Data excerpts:
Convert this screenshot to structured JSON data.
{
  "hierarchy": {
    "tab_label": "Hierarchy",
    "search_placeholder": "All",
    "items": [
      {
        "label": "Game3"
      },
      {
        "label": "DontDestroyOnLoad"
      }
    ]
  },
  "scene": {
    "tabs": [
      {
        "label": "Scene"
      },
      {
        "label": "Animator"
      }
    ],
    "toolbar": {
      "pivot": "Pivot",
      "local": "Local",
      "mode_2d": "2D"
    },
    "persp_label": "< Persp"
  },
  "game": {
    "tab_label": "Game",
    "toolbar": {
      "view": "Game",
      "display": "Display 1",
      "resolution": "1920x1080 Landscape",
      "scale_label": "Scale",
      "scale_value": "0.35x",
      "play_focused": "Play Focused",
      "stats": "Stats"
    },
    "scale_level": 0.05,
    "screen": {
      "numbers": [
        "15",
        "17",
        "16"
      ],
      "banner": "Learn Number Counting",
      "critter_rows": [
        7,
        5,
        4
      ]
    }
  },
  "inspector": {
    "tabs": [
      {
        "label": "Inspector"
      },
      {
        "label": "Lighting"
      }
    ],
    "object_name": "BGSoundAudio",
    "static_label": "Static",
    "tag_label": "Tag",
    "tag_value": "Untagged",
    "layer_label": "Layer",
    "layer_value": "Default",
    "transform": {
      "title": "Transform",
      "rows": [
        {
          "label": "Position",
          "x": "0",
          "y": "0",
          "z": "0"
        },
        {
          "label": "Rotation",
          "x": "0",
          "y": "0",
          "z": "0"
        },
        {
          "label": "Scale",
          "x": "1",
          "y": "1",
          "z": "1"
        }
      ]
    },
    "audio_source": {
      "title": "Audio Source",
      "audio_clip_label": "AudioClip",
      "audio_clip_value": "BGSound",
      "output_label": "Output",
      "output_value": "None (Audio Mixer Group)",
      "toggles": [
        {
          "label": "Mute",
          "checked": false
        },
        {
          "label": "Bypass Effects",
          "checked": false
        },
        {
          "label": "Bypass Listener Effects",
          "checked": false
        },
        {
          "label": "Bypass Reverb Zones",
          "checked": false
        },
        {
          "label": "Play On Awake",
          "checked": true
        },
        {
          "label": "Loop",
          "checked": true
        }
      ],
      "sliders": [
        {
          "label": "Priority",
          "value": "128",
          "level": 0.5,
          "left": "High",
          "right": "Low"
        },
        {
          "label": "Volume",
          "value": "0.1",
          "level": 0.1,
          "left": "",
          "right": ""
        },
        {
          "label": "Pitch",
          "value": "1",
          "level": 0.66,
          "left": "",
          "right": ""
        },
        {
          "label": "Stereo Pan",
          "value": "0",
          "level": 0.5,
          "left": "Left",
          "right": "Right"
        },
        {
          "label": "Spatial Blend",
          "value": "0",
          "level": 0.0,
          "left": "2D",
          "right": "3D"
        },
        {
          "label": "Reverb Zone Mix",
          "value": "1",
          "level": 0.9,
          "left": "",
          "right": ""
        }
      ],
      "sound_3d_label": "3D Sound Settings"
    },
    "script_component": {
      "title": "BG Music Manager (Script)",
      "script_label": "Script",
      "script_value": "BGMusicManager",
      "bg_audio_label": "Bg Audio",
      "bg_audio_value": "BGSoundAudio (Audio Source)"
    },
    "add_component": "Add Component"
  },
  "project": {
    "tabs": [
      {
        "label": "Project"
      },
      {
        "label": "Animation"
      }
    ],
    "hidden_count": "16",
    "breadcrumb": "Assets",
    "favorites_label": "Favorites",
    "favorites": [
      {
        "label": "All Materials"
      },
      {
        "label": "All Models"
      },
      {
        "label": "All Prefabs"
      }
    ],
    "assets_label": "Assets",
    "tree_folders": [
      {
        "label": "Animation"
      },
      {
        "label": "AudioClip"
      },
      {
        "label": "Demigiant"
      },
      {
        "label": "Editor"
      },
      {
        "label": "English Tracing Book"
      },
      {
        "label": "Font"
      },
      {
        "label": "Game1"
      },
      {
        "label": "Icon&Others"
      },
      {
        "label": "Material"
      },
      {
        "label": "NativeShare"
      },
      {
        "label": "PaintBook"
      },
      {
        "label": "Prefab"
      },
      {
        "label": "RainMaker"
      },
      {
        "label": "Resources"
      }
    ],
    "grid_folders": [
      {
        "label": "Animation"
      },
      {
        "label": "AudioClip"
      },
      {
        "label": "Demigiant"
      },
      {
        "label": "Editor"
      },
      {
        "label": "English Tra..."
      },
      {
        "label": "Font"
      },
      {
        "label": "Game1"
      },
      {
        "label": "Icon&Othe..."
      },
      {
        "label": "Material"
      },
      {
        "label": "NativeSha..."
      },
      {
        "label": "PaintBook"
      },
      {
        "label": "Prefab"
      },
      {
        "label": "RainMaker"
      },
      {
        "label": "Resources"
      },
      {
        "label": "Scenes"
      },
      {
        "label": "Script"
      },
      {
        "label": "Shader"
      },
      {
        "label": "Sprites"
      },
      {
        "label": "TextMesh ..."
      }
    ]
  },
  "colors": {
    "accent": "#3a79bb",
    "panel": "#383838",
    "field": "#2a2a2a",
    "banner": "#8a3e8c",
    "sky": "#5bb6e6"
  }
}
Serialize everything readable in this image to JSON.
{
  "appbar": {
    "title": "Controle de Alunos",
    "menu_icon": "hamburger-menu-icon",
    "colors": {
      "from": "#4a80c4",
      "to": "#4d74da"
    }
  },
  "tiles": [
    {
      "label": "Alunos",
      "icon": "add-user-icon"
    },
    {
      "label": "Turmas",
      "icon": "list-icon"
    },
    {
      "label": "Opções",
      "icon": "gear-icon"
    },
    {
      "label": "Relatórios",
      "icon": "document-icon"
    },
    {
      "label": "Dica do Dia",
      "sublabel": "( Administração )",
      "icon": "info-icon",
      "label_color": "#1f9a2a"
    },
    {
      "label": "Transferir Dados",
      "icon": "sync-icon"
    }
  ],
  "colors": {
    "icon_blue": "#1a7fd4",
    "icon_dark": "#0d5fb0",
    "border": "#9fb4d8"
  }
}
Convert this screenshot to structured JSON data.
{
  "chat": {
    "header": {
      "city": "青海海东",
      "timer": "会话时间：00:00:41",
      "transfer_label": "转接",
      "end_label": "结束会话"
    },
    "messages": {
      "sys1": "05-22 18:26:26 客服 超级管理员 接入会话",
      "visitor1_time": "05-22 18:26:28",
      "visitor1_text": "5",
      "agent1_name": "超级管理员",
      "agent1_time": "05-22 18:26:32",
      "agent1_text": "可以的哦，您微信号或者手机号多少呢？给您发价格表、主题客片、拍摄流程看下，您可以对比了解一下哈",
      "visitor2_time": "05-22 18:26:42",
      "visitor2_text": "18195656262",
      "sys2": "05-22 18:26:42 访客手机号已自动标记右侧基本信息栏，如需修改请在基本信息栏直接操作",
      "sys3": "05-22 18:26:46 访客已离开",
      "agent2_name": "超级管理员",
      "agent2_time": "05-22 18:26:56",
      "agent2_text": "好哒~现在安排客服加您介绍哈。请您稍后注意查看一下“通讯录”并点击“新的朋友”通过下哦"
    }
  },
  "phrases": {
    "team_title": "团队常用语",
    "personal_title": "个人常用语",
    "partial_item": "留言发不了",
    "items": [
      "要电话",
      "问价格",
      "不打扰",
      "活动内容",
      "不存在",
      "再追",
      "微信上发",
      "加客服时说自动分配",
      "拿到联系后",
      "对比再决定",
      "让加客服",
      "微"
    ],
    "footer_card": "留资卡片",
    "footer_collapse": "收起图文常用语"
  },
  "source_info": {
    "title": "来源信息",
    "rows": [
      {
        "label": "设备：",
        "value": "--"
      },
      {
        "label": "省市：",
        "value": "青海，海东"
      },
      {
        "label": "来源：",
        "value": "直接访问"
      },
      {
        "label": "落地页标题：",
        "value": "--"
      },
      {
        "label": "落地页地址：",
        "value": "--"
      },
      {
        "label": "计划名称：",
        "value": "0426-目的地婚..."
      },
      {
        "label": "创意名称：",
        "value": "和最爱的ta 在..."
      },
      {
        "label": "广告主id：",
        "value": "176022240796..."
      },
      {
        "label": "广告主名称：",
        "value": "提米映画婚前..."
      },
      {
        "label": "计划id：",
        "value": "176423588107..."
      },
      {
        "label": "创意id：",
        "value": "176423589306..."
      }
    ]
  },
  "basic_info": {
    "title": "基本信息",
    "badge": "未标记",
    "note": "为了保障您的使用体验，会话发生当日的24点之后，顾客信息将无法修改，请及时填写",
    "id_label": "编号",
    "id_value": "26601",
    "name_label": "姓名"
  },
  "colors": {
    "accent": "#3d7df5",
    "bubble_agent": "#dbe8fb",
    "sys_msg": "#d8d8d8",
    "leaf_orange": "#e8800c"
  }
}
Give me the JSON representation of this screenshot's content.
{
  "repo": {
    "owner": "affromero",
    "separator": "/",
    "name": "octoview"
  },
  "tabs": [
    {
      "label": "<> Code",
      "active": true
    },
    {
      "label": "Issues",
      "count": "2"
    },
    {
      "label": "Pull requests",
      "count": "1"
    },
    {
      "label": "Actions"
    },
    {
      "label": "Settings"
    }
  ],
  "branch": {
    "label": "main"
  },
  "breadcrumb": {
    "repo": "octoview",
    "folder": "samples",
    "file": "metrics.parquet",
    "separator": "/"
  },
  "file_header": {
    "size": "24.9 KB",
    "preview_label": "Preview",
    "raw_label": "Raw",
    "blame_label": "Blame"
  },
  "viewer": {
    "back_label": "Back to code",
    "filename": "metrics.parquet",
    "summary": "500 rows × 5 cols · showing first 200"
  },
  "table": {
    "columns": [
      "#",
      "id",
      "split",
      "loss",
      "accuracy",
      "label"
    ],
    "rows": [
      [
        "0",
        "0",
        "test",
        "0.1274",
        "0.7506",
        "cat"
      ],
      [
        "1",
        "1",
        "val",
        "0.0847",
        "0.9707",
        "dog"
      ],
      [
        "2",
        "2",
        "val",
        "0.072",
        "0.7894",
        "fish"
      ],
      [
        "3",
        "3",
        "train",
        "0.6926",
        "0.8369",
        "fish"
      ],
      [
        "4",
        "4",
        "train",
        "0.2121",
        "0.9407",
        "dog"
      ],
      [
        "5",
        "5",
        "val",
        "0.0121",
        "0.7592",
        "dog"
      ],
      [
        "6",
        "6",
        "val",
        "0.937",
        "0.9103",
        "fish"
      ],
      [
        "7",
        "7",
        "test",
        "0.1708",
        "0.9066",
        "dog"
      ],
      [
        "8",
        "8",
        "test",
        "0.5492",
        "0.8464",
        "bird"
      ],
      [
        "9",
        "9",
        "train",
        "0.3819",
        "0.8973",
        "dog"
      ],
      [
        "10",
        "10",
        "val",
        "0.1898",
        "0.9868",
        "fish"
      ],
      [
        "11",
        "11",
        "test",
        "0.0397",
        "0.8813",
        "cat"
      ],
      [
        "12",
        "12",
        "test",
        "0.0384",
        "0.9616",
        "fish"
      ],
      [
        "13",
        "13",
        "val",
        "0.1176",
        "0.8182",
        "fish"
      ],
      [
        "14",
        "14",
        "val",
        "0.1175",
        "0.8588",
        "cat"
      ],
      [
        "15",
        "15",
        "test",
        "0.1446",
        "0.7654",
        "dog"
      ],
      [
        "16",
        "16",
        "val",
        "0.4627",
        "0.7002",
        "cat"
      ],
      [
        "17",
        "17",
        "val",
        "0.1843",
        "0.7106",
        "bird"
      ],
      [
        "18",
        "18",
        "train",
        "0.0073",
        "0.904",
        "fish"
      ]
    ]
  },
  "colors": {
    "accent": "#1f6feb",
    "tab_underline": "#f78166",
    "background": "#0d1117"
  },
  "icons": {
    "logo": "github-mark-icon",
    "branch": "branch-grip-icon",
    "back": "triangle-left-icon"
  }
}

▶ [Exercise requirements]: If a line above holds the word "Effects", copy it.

▶ [Completed exercise]:
          "label": "Bypass Effects",
          "label": "Bypass Listener Effects",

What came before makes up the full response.